Where the denial of the fundamental right of due process is apparent, a decision rendered in disregard of such right is void for lack of jurisdiction. Any judgment or decision rendered notwithstanding such violation may be regarded as a lawless thing, which can be treated as an outlaw and slain at sight, or ignored wherever it exhibits its ugly head, as here.37

ACCORDINGLY, the petition is GRANTED. Decision Nos. 2015- 157 and 2020-232 dated April 6, 2015 and January 29, 2020, respectively, of the Commission on Audit - Commission Proper are NULLIFIED insofar as they hold petitioner Victor M. Barroso solidarily liable with Evelyn S. Mag-abo and Wilma L. Gregory to return the amount of P574,215.27.


Gesmundo, C.J., Perlas-Bernabe, Leonen, Caguioa, Hernando, Carandang, Inting, Zalameda, Lopez, M., De Los Santos, Gaerlan, Rosario, and Lopez, J. JJ., concur.



Please take notice that on April 27, 2021 a Decision, copy attached herewith, was rendered by the Supreme Court in the above-entitled case, the original of which was received by this Office on July 2, 2021 at 10:05 a.m.

Very truly yours,

Clerk of Court


1 Also appears in the records as Bukidnon State College.

2 Rollo, p. 17-21.

3 Id. at 22-26.

4 TR, Comment, p. 2.

5 Id. at 2-3.

6 Id. at Annex 2.

7 Id. at Annex 3.

8 Id. at Annex 4

9 Id. at 3-4.

10 Id. at Annex 5.

11 Id. at Annex 8

12 Rollo, p. 17.

13 TR, Comment, Annex 6.

14 Rollo, p. 22.

15 Id. at 24-25.

16 Id. at 24.

17 Id. at 6-12.

18 Id. at 7.

19 Id. at 7-8.

20 Id. at 10-12.

21 Section 5. Form and contents of petition. — xxx

The petition shall be accompanied by a clearly legible duplicate original or certified true copy of the judgment, final order or resolution subject thereof, together with certified true copies of such material portions of the record as are referred to therein and other documents relevant and pertinent thereto. The requisite number of copies of the petition shall contain plain copies of all documents attached to the original copy of said petition.
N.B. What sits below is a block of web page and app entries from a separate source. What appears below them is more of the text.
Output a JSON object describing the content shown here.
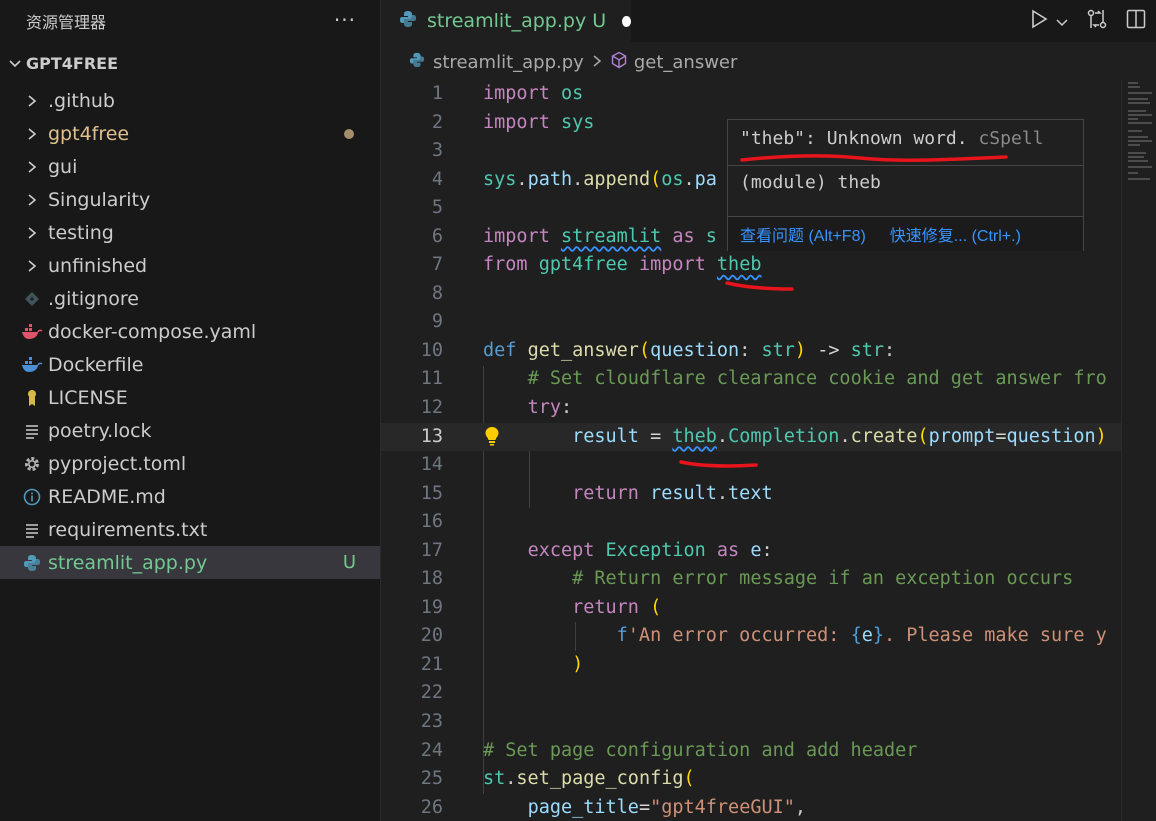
{
  "sidebar": {
    "title": "资源管理器",
    "more": "···",
    "root": "GPT4FREE",
    "items": [
      {
        "label": ".github",
        "type": "folder"
      },
      {
        "label": "gpt4free",
        "type": "folder",
        "modified": true
      },
      {
        "label": "gui",
        "type": "folder"
      },
      {
        "label": "Singularity",
        "type": "folder"
      },
      {
        "label": "testing",
        "type": "folder"
      },
      {
        "label": "unfinished",
        "type": "folder"
      },
      {
        "label": ".gitignore",
        "type": "file",
        "icon": "git-icon"
      },
      {
        "label": "docker-compose.yaml",
        "type": "file",
        "icon": "docker-icon"
      },
      {
        "label": "Dockerfile",
        "type": "file",
        "icon": "docker-icon"
      },
      {
        "label": "LICENSE",
        "type": "file",
        "icon": "license-icon"
      },
      {
        "label": "poetry.lock",
        "type": "file",
        "icon": "lines-icon"
      },
      {
        "label": "pyproject.toml",
        "type": "file",
        "icon": "gear-icon"
      },
      {
        "label": "README.md",
        "type": "file",
        "icon": "info-icon"
      },
      {
        "label": "requirements.txt",
        "type": "file",
        "icon": "lines-icon"
      },
      {
        "label": "streamlit_app.py",
        "type": "file",
        "icon": "python-icon",
        "badge": "U",
        "selected": true
      }
    ]
  },
  "tab": {
    "label": "streamlit_app.py",
    "badge": "U"
  },
  "breadcrumb": {
    "file": "streamlit_app.py",
    "symbol": "get_answer"
  },
  "hover": {
    "word": "\"theb\"",
    "message": ": Unknown word.",
    "source": "cSpell",
    "signature": "(module) theb",
    "view_problem": "查看问题 (Alt+F8)",
    "quick_fix": "快速修复... (Ctrl+.)"
  },
  "colors": {
    "untracked": "#73c991",
    "modified": "#e2c08d",
    "accent": "#3794ff",
    "annotation": "#e8141b"
  },
  "current_line": "13",
  "code_lines": [
    {
      "n": "1",
      "t": "import os"
    },
    {
      "n": "2",
      "t": "import sys"
    },
    {
      "n": "3",
      "t": ""
    },
    {
      "n": "4",
      "t": "sys.path.append(os.pa                        _),"
    },
    {
      "n": "5",
      "t": ""
    },
    {
      "n": "6",
      "t": "import streamlit as s"
    },
    {
      "n": "7",
      "t": "from gpt4free import theb"
    },
    {
      "n": "8",
      "t": ""
    },
    {
      "n": "9",
      "t": ""
    },
    {
      "n": "10",
      "t": "def get_answer(question: str) -> str:"
    },
    {
      "n": "11",
      "t": "    # Set cloudflare clearance cookie and get answer fro"
    },
    {
      "n": "12",
      "t": "    try:"
    },
    {
      "n": "13",
      "t": "        result = theb.Completion.create(prompt=question)"
    },
    {
      "n": "14",
      "t": ""
    },
    {
      "n": "15",
      "t": "        return result.text"
    },
    {
      "n": "16",
      "t": ""
    },
    {
      "n": "17",
      "t": "    except Exception as e:"
    },
    {
      "n": "18",
      "t": "        # Return error message if an exception occurs"
    },
    {
      "n": "19",
      "t": "        return ("
    },
    {
      "n": "20",
      "t": "            f'An error occurred: {e}. Please make sure y"
    },
    {
      "n": "21",
      "t": "        )"
    },
    {
      "n": "22",
      "t": ""
    },
    {
      "n": "23",
      "t": ""
    },
    {
      "n": "24",
      "t": "# Set page configuration and add header"
    },
    {
      "n": "25",
      "t": "st.set_page_config("
    },
    {
      "n": "26",
      "t": "    page_title=\"gpt4freeGUI\","
    }
  ]
}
The failure of petitioner to comply with any of the foregoing requirements shall be sufficient ground for the dismissal of the petition.

22 TR, Comment, pp. 6-9.

23 Id. at 13-16.

24 Id. at 16-18.

25 Section 3. Time to file petition. — The petition shall be filed within thirty (30) days from notice of the judgment or final order or resolution sought to be reviewed. The filing of a motion for new trial or reconsideration of said judgment or final order or resolution, if allowed under the procedural rules of the Commission concerned, shall interrupt the period herein fixed. If the motion is denied, the aggrieved party may file the petition within the remaining period, but which shall not be less than five (5) days in any event, reckoned from notice of denial.

26 2019 Proposed Amendments to the 1997 Rules of Civil Procedure.

27 Section 5. Modes of Service. — Pleadings, motions, notices, orders, judgments, and other court submissions shall be served personally or by registered mail, accredited courier, electronic mail, facsimile transmission, other electronic means as may be authorized by the Court, or as provided for in international conventions to which the Philippines is a party.

28 See Industrial Timber Corp. v. NLRC, 303 Phil. 621, 626 (1994); Philippine National Bank v. Commissioner of Internal Revenue, 678 Phil. 660, 674 (2011).

29 Guidelines on the Accreditation of Courier Service Providers.

30 See Philippine Savings Bank v. Papa, 823 Phil. 725, 734-735 (2018).

31 Rule 144, Rules of Court as amended.

32 See 69 Phil. 635, 642-644 (1940).

33 565 Phil. 731, 740 (2007).

34 787 Phil. 713 (2016).

35 Section 3. Oral Argument. - Upon motion by a party, or motu proprio, the Commission Proper may call for oral arguments of the parties before the Commission Proper en banc subject to such limitation of time and issues as the Commission may prescribe. In lieu of oral arguments, the parties may be allowed to submit their respective memoranda within fifteen (15) days from notice thereof.

36 TR, Comment, Annex 6.

37 Ombudsman v. Conti, 806 Phil. 384, 396 (2017).

The Lawphil Project - Arellano Law Foundation